● **Prompt**:
All that is needed is every line of the listing below that has "heading".

● **Records to process**:

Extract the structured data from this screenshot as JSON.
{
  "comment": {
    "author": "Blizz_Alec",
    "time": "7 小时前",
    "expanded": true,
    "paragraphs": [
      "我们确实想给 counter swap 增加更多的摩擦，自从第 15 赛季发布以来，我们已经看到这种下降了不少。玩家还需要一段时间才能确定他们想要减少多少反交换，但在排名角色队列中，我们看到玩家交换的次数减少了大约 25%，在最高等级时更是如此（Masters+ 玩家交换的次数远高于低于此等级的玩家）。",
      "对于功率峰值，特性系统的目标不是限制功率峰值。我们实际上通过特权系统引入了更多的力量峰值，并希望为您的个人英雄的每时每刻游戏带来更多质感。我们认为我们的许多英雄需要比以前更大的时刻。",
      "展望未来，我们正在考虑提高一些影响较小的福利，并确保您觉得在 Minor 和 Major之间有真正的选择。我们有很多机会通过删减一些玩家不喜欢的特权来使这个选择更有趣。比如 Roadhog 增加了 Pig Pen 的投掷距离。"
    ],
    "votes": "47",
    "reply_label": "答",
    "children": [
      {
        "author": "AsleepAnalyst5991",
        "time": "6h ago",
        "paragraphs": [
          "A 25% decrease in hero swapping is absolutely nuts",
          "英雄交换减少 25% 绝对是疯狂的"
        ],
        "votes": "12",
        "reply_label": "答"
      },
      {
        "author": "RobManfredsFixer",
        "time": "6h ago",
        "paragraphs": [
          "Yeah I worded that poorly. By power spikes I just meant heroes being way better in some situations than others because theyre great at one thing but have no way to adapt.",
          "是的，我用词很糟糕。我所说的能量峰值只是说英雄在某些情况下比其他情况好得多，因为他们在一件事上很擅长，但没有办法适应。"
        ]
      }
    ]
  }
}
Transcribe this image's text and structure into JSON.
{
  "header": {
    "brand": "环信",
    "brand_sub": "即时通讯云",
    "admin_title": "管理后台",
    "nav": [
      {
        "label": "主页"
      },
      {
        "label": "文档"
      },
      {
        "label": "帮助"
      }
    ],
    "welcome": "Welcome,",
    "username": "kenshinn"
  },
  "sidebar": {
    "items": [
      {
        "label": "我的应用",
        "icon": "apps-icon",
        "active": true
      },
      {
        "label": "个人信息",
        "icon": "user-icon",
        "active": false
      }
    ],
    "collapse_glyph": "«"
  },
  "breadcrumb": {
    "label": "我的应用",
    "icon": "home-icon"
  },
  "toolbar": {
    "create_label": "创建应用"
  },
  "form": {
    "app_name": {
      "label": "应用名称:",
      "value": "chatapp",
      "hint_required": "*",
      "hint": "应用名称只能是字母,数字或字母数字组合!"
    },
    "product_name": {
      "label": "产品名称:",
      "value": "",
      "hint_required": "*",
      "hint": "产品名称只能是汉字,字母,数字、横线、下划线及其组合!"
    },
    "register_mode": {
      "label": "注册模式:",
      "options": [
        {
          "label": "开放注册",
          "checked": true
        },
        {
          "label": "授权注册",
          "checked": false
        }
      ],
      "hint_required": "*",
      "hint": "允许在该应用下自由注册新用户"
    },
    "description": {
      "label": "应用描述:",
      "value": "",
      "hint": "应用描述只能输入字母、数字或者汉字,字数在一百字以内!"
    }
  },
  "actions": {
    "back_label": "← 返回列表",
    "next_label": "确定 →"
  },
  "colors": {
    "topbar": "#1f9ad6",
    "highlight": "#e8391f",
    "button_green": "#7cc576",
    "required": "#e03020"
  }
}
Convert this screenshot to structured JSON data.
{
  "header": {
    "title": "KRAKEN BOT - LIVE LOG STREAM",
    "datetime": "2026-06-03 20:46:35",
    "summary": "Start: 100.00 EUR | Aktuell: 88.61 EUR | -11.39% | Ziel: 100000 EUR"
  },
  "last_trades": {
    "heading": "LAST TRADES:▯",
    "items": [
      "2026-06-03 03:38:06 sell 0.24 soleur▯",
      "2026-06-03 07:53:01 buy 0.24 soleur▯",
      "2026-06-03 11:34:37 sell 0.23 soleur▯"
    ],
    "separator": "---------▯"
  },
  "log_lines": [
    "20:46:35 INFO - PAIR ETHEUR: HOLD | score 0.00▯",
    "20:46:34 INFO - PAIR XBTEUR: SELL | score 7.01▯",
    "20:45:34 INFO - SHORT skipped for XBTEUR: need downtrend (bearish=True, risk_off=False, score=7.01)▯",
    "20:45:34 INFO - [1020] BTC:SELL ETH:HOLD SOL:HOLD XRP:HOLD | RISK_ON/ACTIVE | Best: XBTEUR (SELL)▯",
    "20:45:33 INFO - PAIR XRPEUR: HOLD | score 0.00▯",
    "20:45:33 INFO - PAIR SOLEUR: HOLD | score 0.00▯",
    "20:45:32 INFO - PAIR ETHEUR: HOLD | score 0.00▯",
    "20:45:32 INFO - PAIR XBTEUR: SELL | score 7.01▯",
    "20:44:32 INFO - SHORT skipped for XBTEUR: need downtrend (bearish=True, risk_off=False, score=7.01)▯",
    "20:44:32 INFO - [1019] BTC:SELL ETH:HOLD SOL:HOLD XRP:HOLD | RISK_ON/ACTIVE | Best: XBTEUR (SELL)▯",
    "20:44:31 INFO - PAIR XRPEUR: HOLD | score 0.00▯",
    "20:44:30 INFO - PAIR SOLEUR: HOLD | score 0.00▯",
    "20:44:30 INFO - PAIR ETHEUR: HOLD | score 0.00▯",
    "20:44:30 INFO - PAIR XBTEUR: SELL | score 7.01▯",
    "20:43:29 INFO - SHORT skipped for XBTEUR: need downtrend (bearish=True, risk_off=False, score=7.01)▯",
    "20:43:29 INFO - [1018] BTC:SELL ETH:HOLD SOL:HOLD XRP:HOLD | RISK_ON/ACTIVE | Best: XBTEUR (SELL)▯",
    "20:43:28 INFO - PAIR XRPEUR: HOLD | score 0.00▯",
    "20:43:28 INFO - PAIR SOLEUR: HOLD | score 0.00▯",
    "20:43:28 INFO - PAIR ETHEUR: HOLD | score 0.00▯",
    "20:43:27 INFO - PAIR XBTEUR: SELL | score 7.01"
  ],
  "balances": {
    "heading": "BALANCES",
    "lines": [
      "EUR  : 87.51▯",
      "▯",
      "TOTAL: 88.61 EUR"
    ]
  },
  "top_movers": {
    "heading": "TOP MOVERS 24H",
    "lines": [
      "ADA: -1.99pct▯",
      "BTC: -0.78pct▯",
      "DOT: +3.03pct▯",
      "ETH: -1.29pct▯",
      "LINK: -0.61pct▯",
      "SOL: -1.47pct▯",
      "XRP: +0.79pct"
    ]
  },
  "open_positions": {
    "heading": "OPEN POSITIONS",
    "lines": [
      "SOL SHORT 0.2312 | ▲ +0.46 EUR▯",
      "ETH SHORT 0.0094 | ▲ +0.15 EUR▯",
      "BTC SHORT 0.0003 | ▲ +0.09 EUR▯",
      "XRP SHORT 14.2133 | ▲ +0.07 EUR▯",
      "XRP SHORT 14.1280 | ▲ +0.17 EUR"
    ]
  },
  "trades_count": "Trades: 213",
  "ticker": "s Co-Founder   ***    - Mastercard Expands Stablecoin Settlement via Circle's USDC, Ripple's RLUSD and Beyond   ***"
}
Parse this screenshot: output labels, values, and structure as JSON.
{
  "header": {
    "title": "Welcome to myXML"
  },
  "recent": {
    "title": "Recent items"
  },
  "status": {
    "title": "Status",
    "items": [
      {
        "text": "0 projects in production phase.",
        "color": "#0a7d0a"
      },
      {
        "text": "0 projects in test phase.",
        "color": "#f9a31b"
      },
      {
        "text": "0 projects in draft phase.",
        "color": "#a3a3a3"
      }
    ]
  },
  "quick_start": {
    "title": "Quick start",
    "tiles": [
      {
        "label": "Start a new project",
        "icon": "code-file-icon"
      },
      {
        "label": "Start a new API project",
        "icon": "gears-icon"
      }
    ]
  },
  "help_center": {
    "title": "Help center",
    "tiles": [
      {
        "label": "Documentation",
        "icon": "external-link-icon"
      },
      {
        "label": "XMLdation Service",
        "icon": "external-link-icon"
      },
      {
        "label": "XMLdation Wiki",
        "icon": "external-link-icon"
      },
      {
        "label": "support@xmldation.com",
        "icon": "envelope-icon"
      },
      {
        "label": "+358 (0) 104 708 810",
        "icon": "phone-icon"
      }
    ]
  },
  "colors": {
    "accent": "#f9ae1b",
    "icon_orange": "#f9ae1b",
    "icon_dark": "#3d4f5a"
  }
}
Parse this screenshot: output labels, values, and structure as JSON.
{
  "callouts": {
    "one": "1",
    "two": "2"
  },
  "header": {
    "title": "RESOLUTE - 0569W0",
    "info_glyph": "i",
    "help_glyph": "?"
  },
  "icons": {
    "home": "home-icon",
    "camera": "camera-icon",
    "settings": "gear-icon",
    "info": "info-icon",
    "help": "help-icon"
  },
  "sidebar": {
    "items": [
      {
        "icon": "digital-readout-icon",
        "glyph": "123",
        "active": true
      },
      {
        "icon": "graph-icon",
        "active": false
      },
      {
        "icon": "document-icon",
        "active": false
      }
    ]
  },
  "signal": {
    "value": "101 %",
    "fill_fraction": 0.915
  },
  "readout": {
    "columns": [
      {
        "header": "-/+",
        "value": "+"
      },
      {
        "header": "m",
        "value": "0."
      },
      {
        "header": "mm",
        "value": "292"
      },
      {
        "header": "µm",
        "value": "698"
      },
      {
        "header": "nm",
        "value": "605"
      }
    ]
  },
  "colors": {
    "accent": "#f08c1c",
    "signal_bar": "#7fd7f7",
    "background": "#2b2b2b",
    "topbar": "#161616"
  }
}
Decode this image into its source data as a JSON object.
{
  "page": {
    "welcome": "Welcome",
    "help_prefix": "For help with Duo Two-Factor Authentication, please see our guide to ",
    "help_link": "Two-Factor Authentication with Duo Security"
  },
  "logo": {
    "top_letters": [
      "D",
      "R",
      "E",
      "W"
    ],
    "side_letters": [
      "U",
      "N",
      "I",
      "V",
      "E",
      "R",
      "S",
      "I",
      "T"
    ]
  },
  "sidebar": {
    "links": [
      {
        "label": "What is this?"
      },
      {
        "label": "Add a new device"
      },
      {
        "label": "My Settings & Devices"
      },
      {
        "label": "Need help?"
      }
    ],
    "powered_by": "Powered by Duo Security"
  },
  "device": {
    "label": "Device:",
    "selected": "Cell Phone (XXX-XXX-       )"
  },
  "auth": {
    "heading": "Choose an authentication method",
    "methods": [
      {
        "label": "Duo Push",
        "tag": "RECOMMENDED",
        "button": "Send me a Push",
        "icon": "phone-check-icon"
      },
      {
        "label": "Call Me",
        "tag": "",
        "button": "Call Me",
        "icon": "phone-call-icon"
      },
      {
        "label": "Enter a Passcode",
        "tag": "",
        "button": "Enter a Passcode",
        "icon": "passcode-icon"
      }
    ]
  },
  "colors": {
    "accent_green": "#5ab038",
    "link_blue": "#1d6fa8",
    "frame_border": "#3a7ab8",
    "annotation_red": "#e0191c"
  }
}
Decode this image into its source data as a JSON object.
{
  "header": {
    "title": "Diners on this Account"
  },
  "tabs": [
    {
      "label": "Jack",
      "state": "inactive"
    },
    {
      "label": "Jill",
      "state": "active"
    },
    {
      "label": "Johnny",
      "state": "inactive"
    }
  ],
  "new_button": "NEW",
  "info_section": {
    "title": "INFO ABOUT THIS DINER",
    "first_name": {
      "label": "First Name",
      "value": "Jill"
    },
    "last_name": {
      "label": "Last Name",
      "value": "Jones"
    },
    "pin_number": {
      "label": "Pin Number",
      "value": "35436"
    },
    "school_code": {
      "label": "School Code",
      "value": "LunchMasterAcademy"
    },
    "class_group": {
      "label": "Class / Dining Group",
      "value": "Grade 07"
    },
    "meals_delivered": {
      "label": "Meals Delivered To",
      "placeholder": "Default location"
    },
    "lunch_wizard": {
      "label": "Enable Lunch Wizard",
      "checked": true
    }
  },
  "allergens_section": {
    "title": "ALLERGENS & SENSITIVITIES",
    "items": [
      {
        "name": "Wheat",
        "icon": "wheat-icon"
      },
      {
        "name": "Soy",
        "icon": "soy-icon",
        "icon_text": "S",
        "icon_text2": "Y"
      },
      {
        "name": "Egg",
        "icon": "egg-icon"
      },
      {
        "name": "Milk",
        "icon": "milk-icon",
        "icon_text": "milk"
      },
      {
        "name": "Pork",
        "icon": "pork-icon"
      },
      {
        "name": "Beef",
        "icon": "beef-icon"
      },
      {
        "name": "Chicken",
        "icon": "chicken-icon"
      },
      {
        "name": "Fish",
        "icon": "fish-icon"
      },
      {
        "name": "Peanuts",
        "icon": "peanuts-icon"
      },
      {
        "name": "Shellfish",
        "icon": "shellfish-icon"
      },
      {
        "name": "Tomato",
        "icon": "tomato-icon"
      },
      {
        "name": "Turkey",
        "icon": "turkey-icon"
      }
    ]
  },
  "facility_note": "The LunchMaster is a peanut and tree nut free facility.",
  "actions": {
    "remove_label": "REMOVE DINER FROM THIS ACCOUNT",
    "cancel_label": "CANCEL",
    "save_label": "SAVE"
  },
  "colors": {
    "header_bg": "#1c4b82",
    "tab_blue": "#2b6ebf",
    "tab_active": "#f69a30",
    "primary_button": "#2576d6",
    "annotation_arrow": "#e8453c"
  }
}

● **Completed exercise**:
    "heading": "LAST TRADES:▯",
    "heading": "BALANCES",
    "heading": "TOP MOVERS 24H",
    "heading": "OPEN POSITIONS",
    "heading": "Choose an authentication method",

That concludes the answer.